Each line that holds the word "number" counts once; give the total for the records below and nothing else.

++++ SUPPLIED RECORDS

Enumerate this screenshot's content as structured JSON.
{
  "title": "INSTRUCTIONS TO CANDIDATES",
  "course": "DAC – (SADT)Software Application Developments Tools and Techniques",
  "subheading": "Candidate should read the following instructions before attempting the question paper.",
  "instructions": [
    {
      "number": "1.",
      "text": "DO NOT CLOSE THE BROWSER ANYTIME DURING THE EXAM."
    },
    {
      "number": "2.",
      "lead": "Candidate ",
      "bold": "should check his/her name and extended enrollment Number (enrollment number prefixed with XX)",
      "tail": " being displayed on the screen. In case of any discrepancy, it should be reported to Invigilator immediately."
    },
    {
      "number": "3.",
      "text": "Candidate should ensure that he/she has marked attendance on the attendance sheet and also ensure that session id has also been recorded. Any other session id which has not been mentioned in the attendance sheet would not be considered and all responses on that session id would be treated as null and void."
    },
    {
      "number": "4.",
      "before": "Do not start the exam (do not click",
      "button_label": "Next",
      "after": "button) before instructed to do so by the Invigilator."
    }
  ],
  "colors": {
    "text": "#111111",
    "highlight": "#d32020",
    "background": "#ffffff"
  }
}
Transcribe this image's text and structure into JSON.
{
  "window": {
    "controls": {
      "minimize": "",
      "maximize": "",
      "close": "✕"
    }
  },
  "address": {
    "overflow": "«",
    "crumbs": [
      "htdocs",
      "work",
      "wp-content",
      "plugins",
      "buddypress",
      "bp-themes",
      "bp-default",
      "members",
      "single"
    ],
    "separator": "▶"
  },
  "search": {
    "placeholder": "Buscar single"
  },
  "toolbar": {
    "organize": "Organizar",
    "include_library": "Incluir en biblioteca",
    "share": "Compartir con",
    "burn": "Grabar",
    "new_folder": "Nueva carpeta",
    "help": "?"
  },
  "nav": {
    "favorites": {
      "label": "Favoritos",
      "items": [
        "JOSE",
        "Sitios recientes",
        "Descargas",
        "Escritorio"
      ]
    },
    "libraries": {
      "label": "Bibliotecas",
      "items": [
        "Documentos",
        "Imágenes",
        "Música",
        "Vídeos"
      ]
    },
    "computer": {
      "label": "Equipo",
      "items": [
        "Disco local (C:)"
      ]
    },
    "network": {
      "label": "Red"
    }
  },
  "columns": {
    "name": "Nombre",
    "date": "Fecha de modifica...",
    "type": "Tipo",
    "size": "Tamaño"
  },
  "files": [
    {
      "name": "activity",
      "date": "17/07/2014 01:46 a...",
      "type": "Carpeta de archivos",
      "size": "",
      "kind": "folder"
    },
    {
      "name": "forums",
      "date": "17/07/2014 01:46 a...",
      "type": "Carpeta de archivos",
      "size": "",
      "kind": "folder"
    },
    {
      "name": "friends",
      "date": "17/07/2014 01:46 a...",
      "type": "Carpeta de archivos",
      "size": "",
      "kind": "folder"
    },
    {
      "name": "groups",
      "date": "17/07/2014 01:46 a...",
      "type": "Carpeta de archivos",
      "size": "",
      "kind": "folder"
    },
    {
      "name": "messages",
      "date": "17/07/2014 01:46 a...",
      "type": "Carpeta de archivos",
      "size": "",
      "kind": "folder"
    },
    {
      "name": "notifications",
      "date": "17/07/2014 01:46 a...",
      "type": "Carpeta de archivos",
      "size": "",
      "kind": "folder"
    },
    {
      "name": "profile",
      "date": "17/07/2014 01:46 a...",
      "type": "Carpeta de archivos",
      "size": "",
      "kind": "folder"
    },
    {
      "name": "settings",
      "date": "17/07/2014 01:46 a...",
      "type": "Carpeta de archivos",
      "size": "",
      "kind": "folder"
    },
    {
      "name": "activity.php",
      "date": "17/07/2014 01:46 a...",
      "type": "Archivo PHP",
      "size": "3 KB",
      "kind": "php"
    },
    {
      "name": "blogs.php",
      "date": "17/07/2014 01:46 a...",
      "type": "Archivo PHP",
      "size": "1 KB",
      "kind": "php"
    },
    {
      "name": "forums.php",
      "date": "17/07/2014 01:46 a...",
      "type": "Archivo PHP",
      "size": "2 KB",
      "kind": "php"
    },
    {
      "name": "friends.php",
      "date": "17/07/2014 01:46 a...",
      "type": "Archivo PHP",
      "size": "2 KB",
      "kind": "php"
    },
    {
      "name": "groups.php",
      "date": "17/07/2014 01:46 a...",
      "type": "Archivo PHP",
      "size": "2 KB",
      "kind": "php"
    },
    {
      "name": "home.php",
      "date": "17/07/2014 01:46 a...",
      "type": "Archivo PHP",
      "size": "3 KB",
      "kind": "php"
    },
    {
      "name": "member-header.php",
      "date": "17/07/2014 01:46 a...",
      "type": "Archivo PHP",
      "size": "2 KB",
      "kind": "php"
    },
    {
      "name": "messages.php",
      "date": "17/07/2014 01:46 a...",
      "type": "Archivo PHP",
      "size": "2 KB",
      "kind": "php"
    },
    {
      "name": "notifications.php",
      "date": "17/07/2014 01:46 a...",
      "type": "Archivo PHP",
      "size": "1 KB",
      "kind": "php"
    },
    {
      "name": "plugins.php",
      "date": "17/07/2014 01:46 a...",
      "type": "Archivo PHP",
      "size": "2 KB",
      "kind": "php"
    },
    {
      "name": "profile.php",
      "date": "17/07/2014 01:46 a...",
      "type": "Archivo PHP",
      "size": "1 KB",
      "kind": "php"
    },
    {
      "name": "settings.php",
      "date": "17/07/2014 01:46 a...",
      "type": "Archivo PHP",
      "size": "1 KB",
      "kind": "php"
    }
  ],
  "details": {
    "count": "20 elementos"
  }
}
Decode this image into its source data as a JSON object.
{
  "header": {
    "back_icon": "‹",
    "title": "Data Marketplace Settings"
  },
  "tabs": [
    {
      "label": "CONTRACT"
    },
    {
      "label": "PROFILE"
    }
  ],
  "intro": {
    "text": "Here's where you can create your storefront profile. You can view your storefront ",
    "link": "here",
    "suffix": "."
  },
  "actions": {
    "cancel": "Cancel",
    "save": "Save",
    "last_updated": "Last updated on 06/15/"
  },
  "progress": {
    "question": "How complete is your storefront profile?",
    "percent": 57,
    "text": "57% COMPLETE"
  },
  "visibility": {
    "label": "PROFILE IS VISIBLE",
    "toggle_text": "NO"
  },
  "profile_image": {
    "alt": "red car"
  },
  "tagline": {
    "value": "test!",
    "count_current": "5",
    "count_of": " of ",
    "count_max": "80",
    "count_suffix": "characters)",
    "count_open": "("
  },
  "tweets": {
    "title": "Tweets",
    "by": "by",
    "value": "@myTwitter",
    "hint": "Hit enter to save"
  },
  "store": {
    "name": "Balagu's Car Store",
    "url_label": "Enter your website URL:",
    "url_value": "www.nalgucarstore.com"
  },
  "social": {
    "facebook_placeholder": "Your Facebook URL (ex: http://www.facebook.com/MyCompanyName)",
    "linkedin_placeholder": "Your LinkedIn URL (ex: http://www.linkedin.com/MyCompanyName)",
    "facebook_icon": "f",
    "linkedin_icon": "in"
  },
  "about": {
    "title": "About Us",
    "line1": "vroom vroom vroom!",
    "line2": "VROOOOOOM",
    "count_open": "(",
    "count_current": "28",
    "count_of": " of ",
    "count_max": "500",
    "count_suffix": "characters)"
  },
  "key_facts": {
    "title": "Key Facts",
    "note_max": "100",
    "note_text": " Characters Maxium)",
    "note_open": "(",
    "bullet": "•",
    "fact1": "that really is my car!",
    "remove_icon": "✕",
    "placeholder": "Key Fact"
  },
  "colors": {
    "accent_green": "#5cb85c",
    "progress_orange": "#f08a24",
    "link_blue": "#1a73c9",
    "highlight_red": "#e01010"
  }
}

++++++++

EXPECTED ANSWER. 5